The new model is a global car, and will be built in Japan, China and Canada for sale in all of Toyota's key markets. Each region, including Europe, has tuned the dynamics and interior look and feel to suit local tastes. Annual sales are expected to average around 100,000 units,
The look of the new RAV4 has been derived from the 'Keen Look' design language recently introduced on the new Auris. There's a more distinctive grille flanked by slim, technical headlights on each side. The side profile is also sleeker, with a lower roofline and a slim glasshouse with blacked out pillars. The more slippery shape results in a four per cent improvement in aerodynamic efficiency over the current RAV4.
The inside also gets a new look, with higher quality materials used for a more premium feel; even the most basic RAV4 will get a touchscreen infotainment system mounted in the centre console. The seats are bigger, to boost comfort, and the driving position is lower.
The longer wheelbase results in an more spacious cabin, with increased legroom for rear passengers - enough for Toyota to axe the current car's sliding rear seats. Boot capacity is up from 137 litres to 547 litres, with a further 100 litres hidden under the boot floor.
Alloy wheels of 17in diameter will be standard, with 18s offered on mid-range models and above. Three trim levels will be offered in the UK.
Underpinning the new RAV4 is a development of the previous car's structure. The modular platform was introduced in 2006 and already underpins models including the Auris, Avensis and Prius.

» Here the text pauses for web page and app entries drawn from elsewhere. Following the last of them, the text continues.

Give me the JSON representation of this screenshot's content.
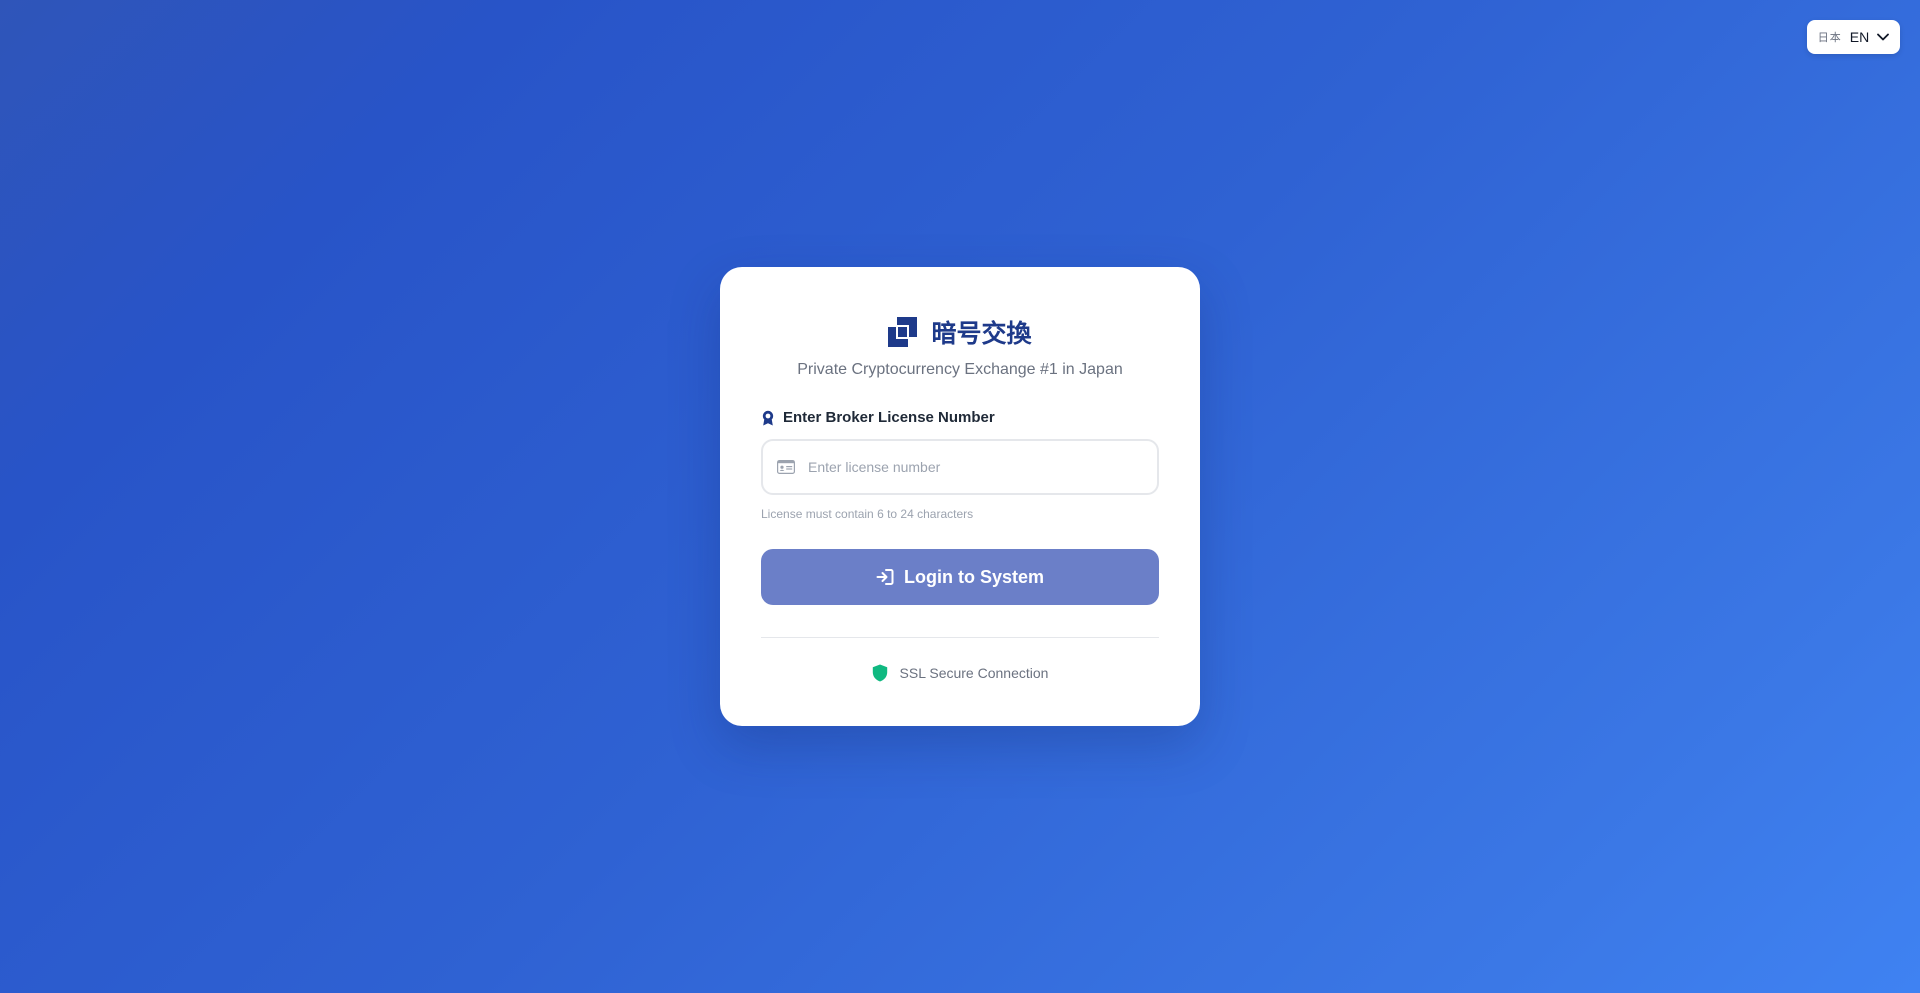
{
  "language": {
    "flag": "日本",
    "code": "EN"
  },
  "brand": {
    "name": "暗号交換",
    "tagline": "Private Cryptocurrency Exchange #1 in Japan"
  },
  "license_field": {
    "label": "Enter Broker License Number",
    "placeholder": "Enter license number",
    "value": "",
    "hint": "License must contain 6 to 24 characters"
  },
  "login_button": {
    "label": "Login to System"
  },
  "security": {
    "text": "SSL Secure Connection"
  },
  "colors": {
    "brand": "#1e3a8a",
    "button": "#6b7fc8",
    "secure": "#10b981"
  },
  "icons": {
    "language_chevron": "chevron-down-icon",
    "logo": "logo-mark-icon",
    "label": "award-icon",
    "input": "id-card-icon",
    "button": "sign-in-icon",
    "security": "shield-icon"
  }
}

The new RAV4 is offered with both front- and all-wheel drive.
Perhaps the biggest dynamic development is a new 'Sport' mode for all-wheel drive models. This automatically sends 10 per cent of the torque to the rear wheels in normal driving conditions and up to 50 per cent while under hard cornering to cancel out understeer. The Sport mode also adjusts the throttle response and steering feel.
The Sport mode is part of an all-wheel drive system redesigned to offer greater traction and also more involvement for the driver. The differential can also be locked for a 50/50 torque split at speeds of up to 24mph. Although not intended as a serious off-roader, the new RAV4 is said to have enough true four-wheel drive ability to be able to deal with most poor road conditions.
Engines for the UK include the entry level 122bhp 2.0-litre diesel with stop-start and a six-speed manual gearbox, for CO2 emissions of 127g/km. There will also be a 148bhp 2.2-litre diesel with either a six-speed manual or six-speed auto', and a 149bhp 2.0-litre petrol with a CVT 'box as the sole petrol choice. There are no plans for a hybrid version at present.
The new RAV4 will go on sale early next month ahead of deliveries for the 1 March 2013 plate change. But despite the increase in size and equipment, prices are expected to fall slightly over the current model due to the greater economies of scale afforded by being a true global car.